> **The problem**: Please print the records below exactly as they are written.

Start of Data shown

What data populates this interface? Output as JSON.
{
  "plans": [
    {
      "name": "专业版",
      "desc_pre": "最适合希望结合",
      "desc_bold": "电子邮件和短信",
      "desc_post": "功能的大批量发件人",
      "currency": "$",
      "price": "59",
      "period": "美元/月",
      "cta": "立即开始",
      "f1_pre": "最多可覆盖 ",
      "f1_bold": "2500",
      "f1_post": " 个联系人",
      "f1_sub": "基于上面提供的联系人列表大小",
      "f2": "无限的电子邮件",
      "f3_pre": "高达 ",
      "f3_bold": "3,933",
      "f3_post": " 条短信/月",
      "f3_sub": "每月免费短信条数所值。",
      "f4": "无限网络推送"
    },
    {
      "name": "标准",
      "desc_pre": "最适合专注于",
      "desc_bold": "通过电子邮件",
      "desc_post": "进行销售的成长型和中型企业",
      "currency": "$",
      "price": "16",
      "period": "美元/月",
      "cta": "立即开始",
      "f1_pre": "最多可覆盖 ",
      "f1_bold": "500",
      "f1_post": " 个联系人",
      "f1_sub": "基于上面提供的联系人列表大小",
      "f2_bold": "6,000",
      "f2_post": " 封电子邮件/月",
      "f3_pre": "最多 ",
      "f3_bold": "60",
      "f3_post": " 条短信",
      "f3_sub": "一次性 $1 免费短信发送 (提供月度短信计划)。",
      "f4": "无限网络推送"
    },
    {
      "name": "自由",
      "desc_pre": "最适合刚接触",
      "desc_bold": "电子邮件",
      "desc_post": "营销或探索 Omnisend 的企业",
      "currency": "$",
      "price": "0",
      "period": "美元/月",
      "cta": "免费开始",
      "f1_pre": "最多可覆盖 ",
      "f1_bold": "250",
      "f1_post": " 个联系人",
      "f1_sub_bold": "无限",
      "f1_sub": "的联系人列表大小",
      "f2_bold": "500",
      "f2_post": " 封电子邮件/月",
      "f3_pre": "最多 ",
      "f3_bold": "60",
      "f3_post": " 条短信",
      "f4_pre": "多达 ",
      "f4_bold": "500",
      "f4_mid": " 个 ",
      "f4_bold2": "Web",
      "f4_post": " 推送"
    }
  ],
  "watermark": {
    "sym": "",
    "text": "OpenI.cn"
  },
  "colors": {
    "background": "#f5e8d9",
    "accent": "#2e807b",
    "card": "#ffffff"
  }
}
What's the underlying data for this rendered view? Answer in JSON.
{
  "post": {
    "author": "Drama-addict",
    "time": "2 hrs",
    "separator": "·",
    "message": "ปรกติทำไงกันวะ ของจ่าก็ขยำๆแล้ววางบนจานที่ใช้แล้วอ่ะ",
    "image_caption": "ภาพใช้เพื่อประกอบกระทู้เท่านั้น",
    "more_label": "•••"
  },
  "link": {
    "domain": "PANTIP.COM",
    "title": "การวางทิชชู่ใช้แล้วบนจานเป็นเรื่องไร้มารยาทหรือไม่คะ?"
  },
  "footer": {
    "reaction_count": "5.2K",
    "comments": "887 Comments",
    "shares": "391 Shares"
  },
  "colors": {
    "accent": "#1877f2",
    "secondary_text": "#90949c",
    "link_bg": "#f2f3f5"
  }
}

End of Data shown

> **Solution to this task**:
What data populates this interface? Output as JSON.
{
  "plans": [
    {
      "name": "专业版",
      "desc_pre": "最适合希望结合",
      "desc_bold": "电子邮件和短信",
      "desc_post": "功能的大批量发件人",
      "currency": "$",
      "price": "59",
      "period": "美元/月",
      "cta": "立即开始",
      "f1_pre": "最多可覆盖 ",
      "f1_bold": "2500",
      "f1_post": " 个联系人",
      "f1_sub": "基于上面提供的联系人列表大小",
      "f2": "无限的电子邮件",
      "f3_pre": "高达 ",
      "f3_bold": "3,933",
      "f3_post": " 条短信/月",
      "f3_sub": "每月免费短信条数所值。",
      "f4": "无限网络推送"
    },
    {
      "name": "标准",
      "desc_pre": "最适合专注于",
      "desc_bold": "通过电子邮件",
      "desc_post": "进行销售的成长型和中型企业",
      "currency": "$",
      "price": "16",
      "period": "美元/月",
      "cta": "立即开始",
      "f1_pre": "最多可覆盖 ",
      "f1_bold": "500",
      "f1_post": " 个联系人",
      "f1_sub": "基于上面提供的联系人列表大小",
      "f2_bold": "6,000",
      "f2_post": " 封电子邮件/月",
      "f3_pre": "最多 ",
      "f3_bold": "60",
      "f3_post": " 条短信",
      "f3_sub": "一次性 $1 免费短信发送 (提供月度短信计划)。",
      "f4": "无限网络推送"
    },
    {
      "name": "自由",
      "desc_pre": "最适合刚接触",
      "desc_bold": "电子邮件",
      "desc_post": "营销或探索 Omnisend 的企业",
      "currency": "$",
      "price": "0",
      "period": "美元/月",
      "cta": "免费开始",
      "f1_pre": "最多可覆盖 ",
      "f1_bold": "250",
      "f1_post": " 个联系人",
      "f1_sub_bold": "无限",
      "f1_sub": "的联系人列表大小",
      "f2_bold": "500",
      "f2_post": " 封电子邮件/月",
      "f3_pre": "最多 ",
      "f3_bold": "60",
      "f3_post": " 条短信",
      "f4_pre": "多达 ",
      "f4_bold": "500",
      "f4_mid": " 个 ",
      "f4_bold2": "Web",
      "f4_post": " 推送"
    }
  ],
  "watermark": {
    "sym": "",
    "text": "OpenI.cn"
  },
  "colors": {
    "background": "#f5e8d9",
    "accent": "#2e807b",
    "card": "#ffffff"
  }
}
What's the underlying data for this rendered view? Answer in JSON.
{
  "post": {
    "author": "Drama-addict",
    "time": "2 hrs",
    "separator": "·",
    "message": "ปรกติทำไงกันวะ ของจ่าก็ขยำๆแล้ววางบนจานที่ใช้แล้วอ่ะ",
    "image_caption": "ภาพใช้เพื่อประกอบกระทู้เท่านั้น",
    "more_label": "•••"
  },
  "link": {
    "domain": "PANTIP.COM",
    "title": "การวางทิชชู่ใช้แล้วบนจานเป็นเรื่องไร้มารยาทหรือไม่คะ?"
  },
  "footer": {
    "reaction_count": "5.2K",
    "comments": "887 Comments",
    "shares": "391 Shares"
  },
  "colors": {
    "accent": "#1877f2",
    "secondary_text": "#90949c",
    "link_bg": "#f2f3f5"
  }
}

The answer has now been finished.